I was persuaded a few years ago by some less than exhaustive research that my particular branch of the Crumley tribe was thriving in a wee village in Donegal around 1790.
About 50 years later, John and Catherine Crumley made their way from there to Lochee. The rest is my personal history.
So what I’m wondering is this (please take a deep breath at this point, because it’s complicated):
Given that the British Prime Minister is more enthusiastic about embracing President Trump (metaphorically speaking, although the hand-holding moment did give worrying pause for thought) than she is about embracing the concerns of the people of Scotland;

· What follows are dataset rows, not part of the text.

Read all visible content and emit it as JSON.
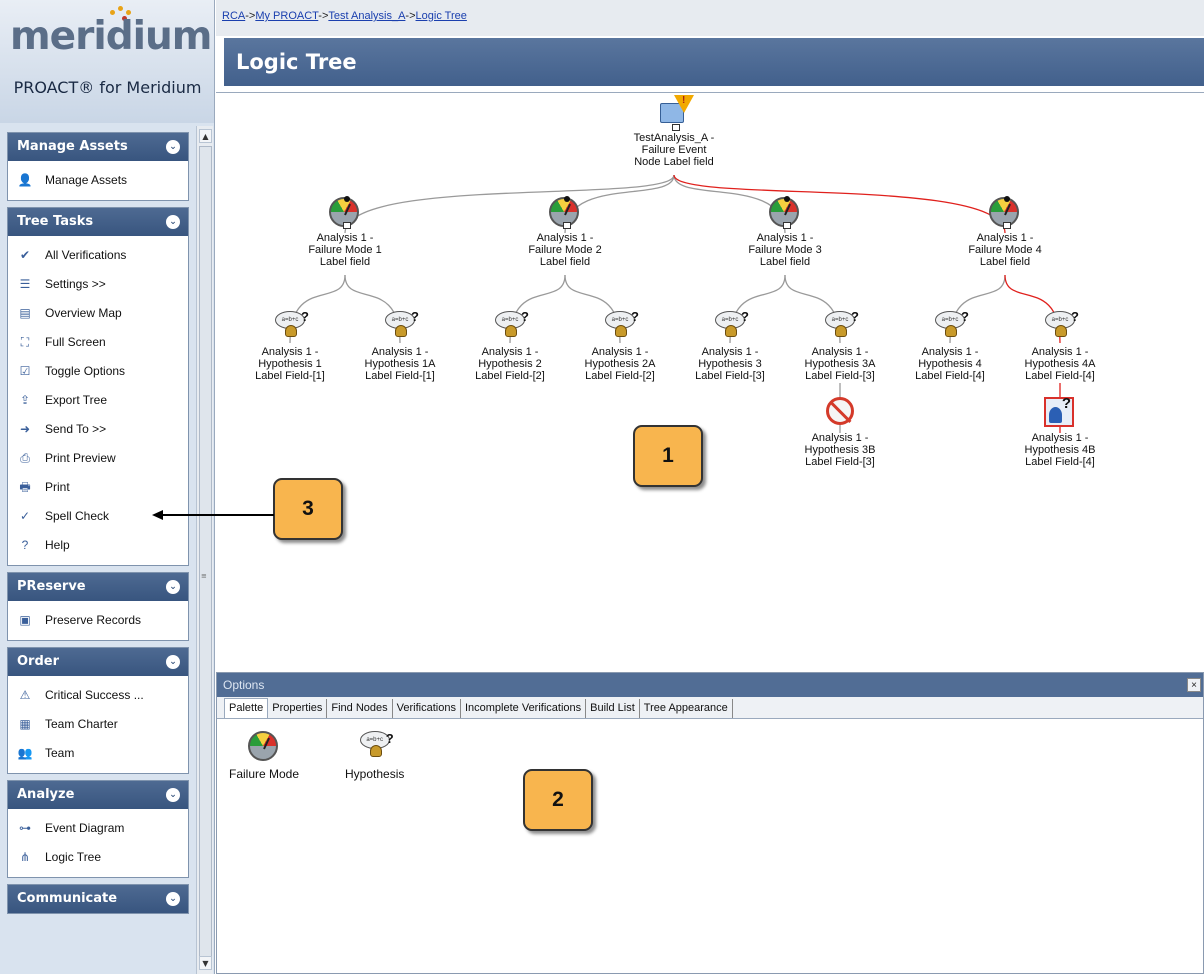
{
  "logo": {
    "wordmark": "meridium",
    "product": "PROACT® for Meridium"
  },
  "breadcrumb": {
    "items": [
      "RCA",
      "My PROACT",
      "Test Analysis_A",
      "Logic Tree"
    ],
    "separator": "->"
  },
  "page_title": "Logic Tree",
  "sidebar": {
    "panels": [
      {
        "title": "Manage Assets",
        "items": [
          {
            "label": "Manage Assets",
            "icon": "manage-assets-icon"
          }
        ]
      },
      {
        "title": "Tree Tasks",
        "items": [
          {
            "label": "All Verifications",
            "icon": "verifications-icon"
          },
          {
            "label": "Settings  >>",
            "icon": "settings-icon"
          },
          {
            "label": "Overview Map",
            "icon": "overview-map-icon"
          },
          {
            "label": "Full Screen",
            "icon": "full-screen-icon"
          },
          {
            "label": "Toggle Options",
            "icon": "toggle-options-icon"
          },
          {
            "label": "Export Tree",
            "icon": "export-tree-icon"
          },
          {
            "label": "Send To >>",
            "icon": "send-to-icon"
          },
          {
            "label": "Print Preview",
            "icon": "print-preview-icon"
          },
          {
            "label": "Print",
            "icon": "print-icon"
          },
          {
            "label": "Spell Check",
            "icon": "spell-check-icon"
          },
          {
            "label": "Help",
            "icon": "help-icon"
          }
        ]
      },
      {
        "title": "PReserve",
        "items": [
          {
            "label": "Preserve Records",
            "icon": "preserve-records-icon"
          }
        ]
      },
      {
        "title": "Order",
        "items": [
          {
            "label": "Critical Success ...",
            "icon": "critical-success-icon"
          },
          {
            "label": "Team Charter",
            "icon": "team-charter-icon"
          },
          {
            "label": "Team",
            "icon": "team-icon"
          }
        ]
      },
      {
        "title": "Analyze",
        "items": [
          {
            "label": "Event Diagram",
            "icon": "event-diagram-icon"
          },
          {
            "label": "Logic Tree",
            "icon": "logic-tree-icon"
          }
        ]
      },
      {
        "title": "Communicate",
        "items": []
      }
    ]
  },
  "tree": {
    "root": "TestAnalysis_A -\nFailure Event\nNode Label field",
    "modes": [
      "Analysis 1 -\nFailure Mode 1\nLabel field",
      "Analysis 1 -\nFailure Mode 2\nLabel field",
      "Analysis 1 -\nFailure Mode 3\nLabel field",
      "Analysis 1 -\nFailure Mode 4\nLabel field"
    ],
    "hypotheses": [
      "Analysis 1 -\nHypothesis 1\nLabel Field-[1]",
      "Analysis 1 -\nHypothesis 1A\nLabel Field-[1]",
      "Analysis 1 -\nHypothesis 2\nLabel Field-[2]",
      "Analysis 1 -\nHypothesis 2A\nLabel Field-[2]",
      "Analysis 1 -\nHypothesis 3\nLabel Field-[3]",
      "Analysis 1 -\nHypothesis 3A\nLabel Field-[3]",
      "Analysis 1 -\nHypothesis 4\nLabel Field-[4]",
      "Analysis 1 -\nHypothesis 4A\nLabel Field-[4]"
    ],
    "h3b": "Analysis 1 -\nHypothesis 3B\nLabel Field-[3]",
    "h4b": "Analysis 1 -\nHypothesis 4B\nLabel Field-[4]",
    "colors": {
      "link": "#9a9a9a",
      "highlight": "#e0211d"
    }
  },
  "callouts": {
    "c1": "1",
    "c2": "2",
    "c3": "3"
  },
  "options": {
    "title": "Options",
    "close": "×",
    "tabs": [
      "Palette",
      "Properties",
      "Find Nodes",
      "Verifications",
      "Incomplete Verifications",
      "Build List",
      "Tree Appearance"
    ],
    "palette": [
      "Failure Mode",
      "Hypothesis"
    ]
  }
}
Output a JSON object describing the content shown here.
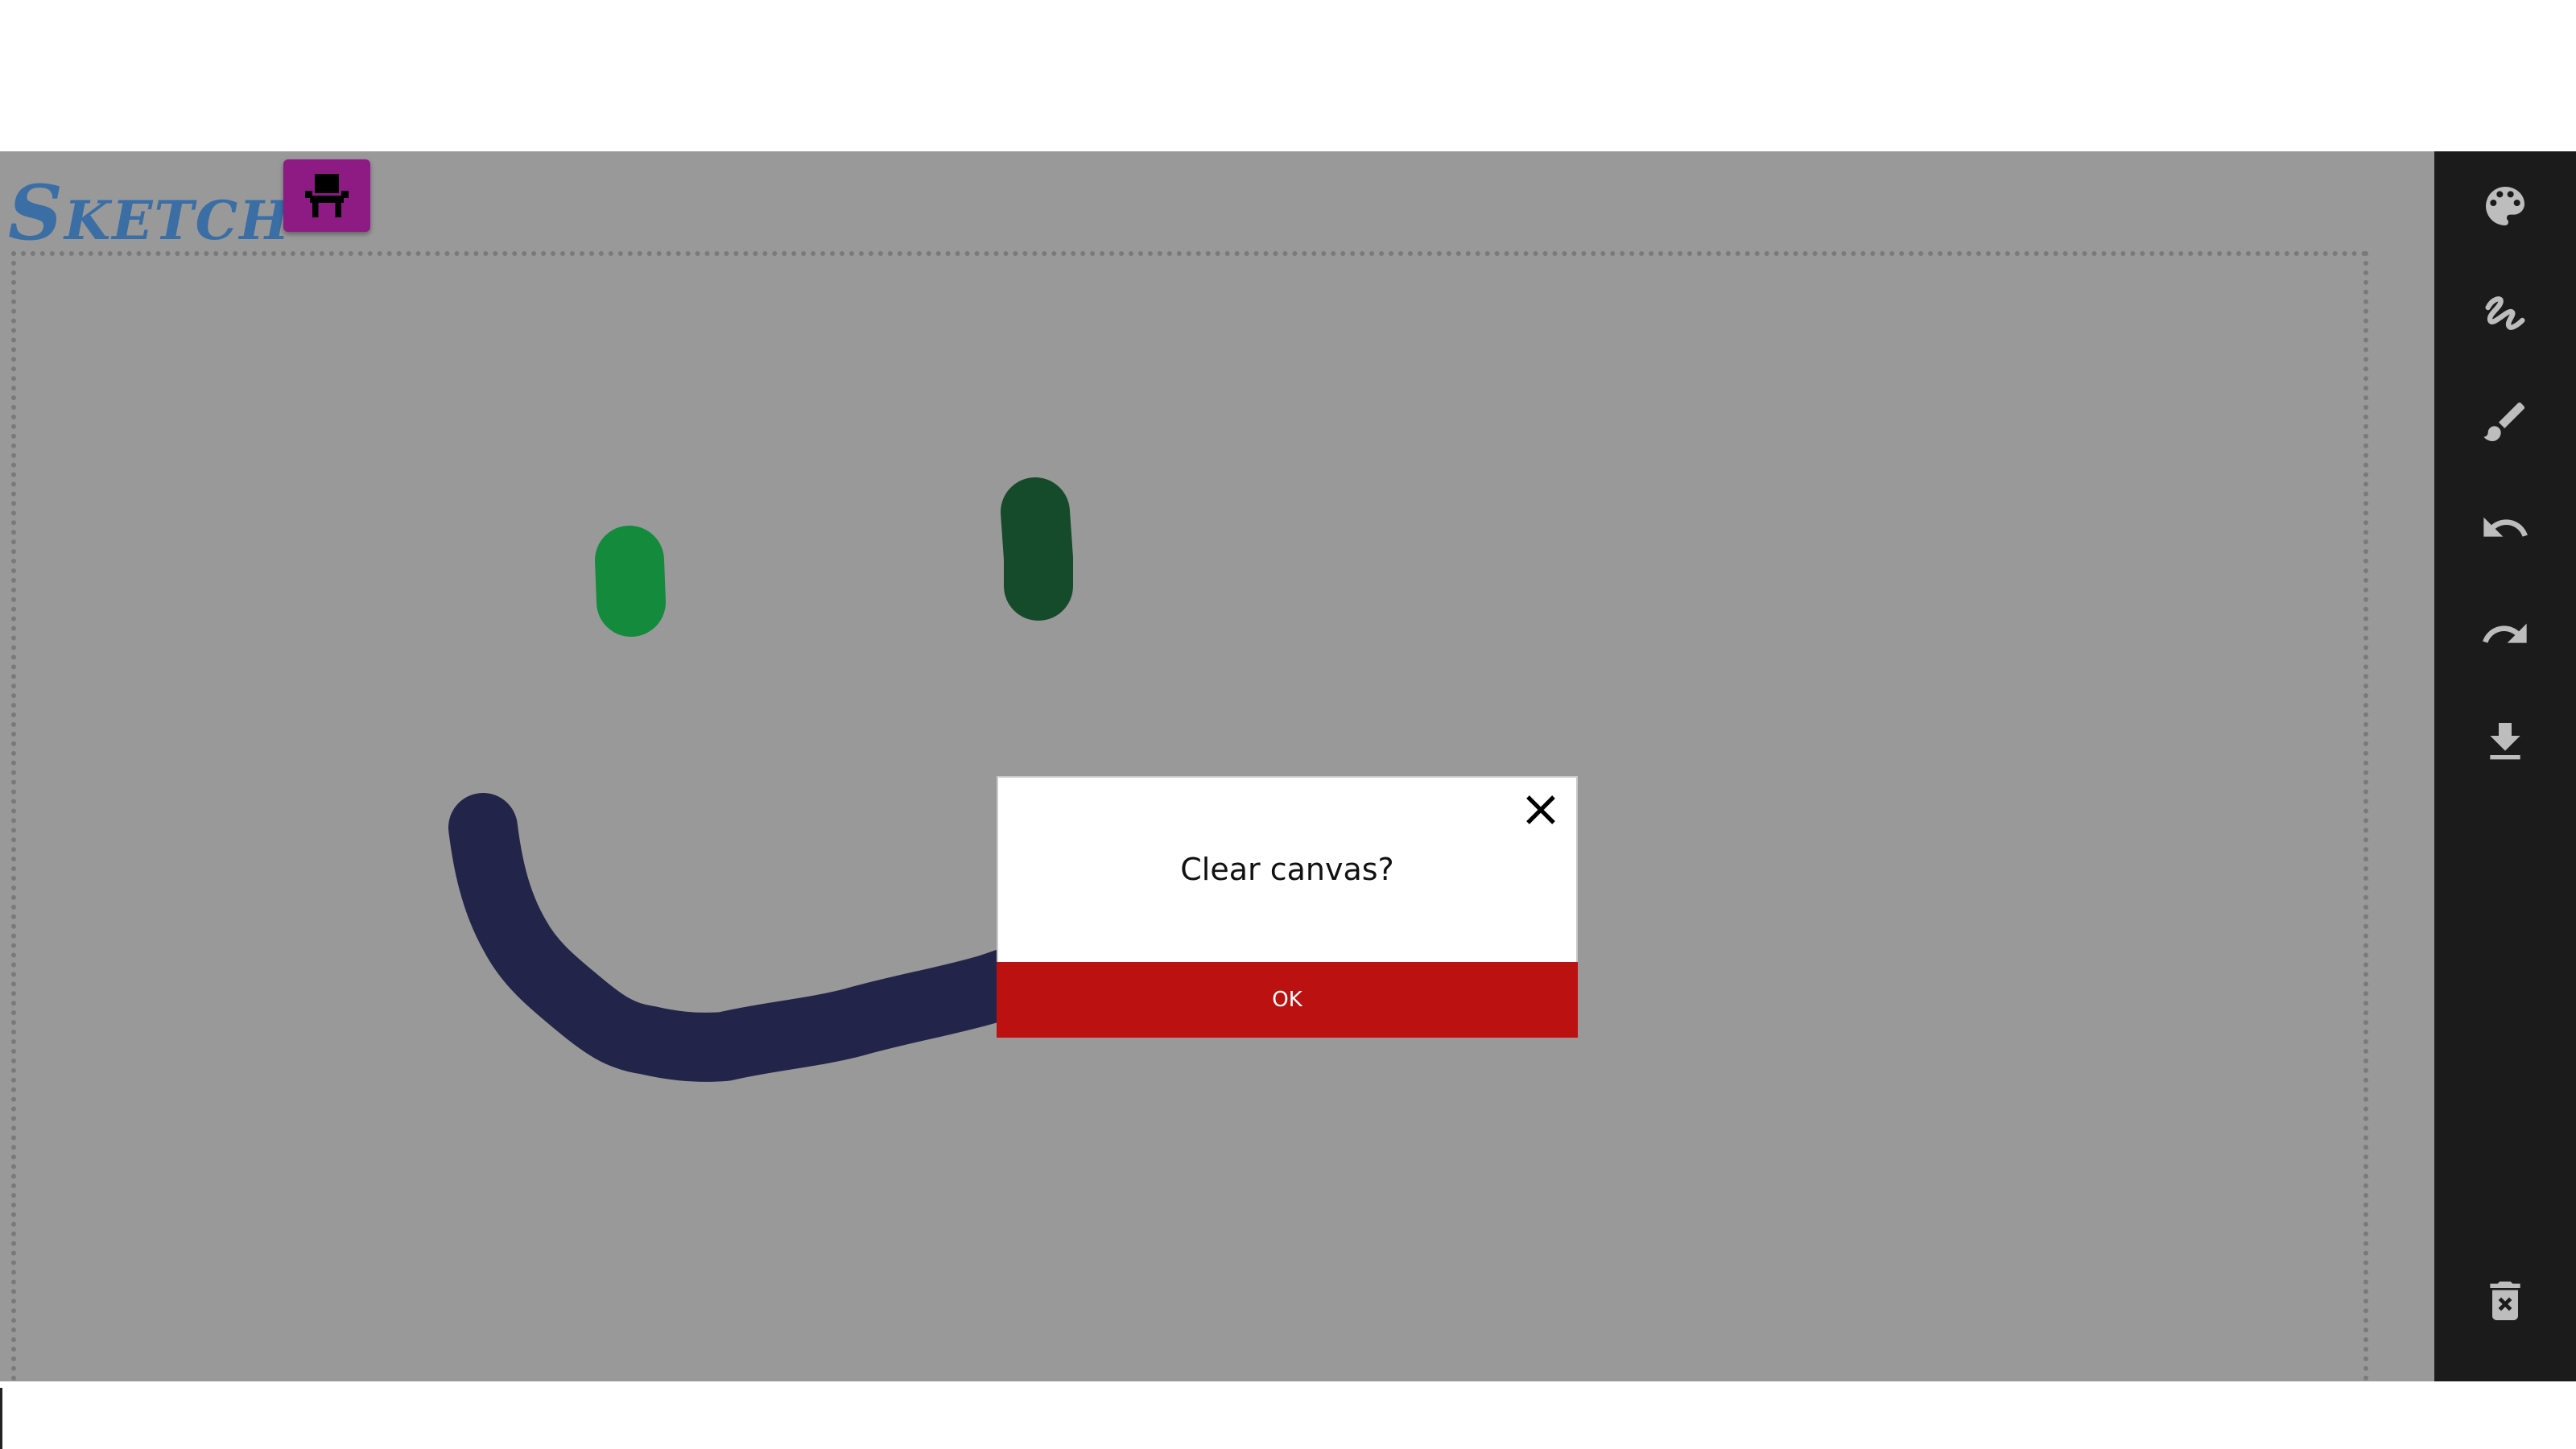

Given that the entire Brexit project was a nightmare dreamt up on the back of the loathsome Nigel Farage’s fag packet, which explains the Spitting-Image-like nature of recent House of Commons debates (these people cannot possibly be real);
And given that the fairly crude dismissal of the Scottish Government’s stance will lead to a second independence referendum sooner rather than later, after which (I suppose I must acknowledge) there is a very remote possibility that Scotland will say No again (although I think the polls are lying again and we’ll skoosh it);
And we are finally dragged out of Europe into the apocalypse that is the consequence of President Trump’s ego allied to the destructive power of the worst excesses of Westminster Conservative hubris…
Given all that, do you think they would let me go back to Ireland?
Can I become Irish again and live in civilised Europe? I’ve got papers, research documents and stuff like that. I can confidently trace my direct lineage back to Donegal.
I know the words to The Wild Rover and Red is the Rose and I can spell taoiseach.
Of course, I don’t think it will come to that because I think Scotland will vote for independence as enthusiastically as it voted against Brexit. But I was just wondering about a fall-back position.
I’ve been losing sleep about all this ever since I discovered I would have to change my shampoo. I told you this was complicated.
I want to keep my shampoo. I like it and I’ve been using it for quite a while but there again, I also want to live in an independent Scotland embedded in the cultural and peace-promoting miracle that is the European Union.
My mother was right: it seems you can’t have everything you want in life.
So what is the problem with my shampoo? Well it’s the name. TRESemme. It’s written like that and because it’s French and there is an acute accent over the final e, the word is pronounced tres-e-may.
Theresa May is in my shower. It’s too much. It’s the final straw and the camel’s back is broken into more pieces than there are euros in a dodgy Ukip MEP’s expense account.
Do you ever wonder how this state of affairs came to pass? Any rational assessment of world history would seem to indicate that Britain and the United States of America have been two of the most successful of nations and (now that we have got slavery out of our system) two of the more persuasive models of democracy’s possibilities.
Both countries are demonstrably blessed with smart and creative people.
Yet within the space of six months we have succeeded in destabilising Europe (thank you Nigel Farage, David Cameron, Boris Johnson, Theresa May) and the wider world (thank you President Trump whose capacity for offensiveness is a truly global phenomenon).
As a result, I actually feel truly depressed for the first time in my life.
A dear old friend of mine, long gone now, once told me that there are only two kinds of people in the world: Scots and people who wish they were Scots. There is a degree of truth in that.
We live in a wonderful country, our society is essentially compassionate and tolerant and we travel well around the world.
Despite colossal media bias both within Scotland and especially in London, we have voted into government at Holyrood the most accomplished group of politicians anywhere in Britain and in much of Europe.
Yet as things stand, we are powerless to win a fair hearing for Scotland either on a British-wide stage or a European one.
So I catch myself looking at Ireland in frank admiration and wonder what it is about Scotland and Scots that inhibits us from fulfilling our potential as a nation.
So I’m composing this little letter in my head, just in case:
“We have been happily looking after the Crumleys of Donegal c.1790 and many of their direct descendants in Scotland for about 170 years and I was wondering if you would now consider taking one of them back – me.”
I’m still working on the words but that’s the gist.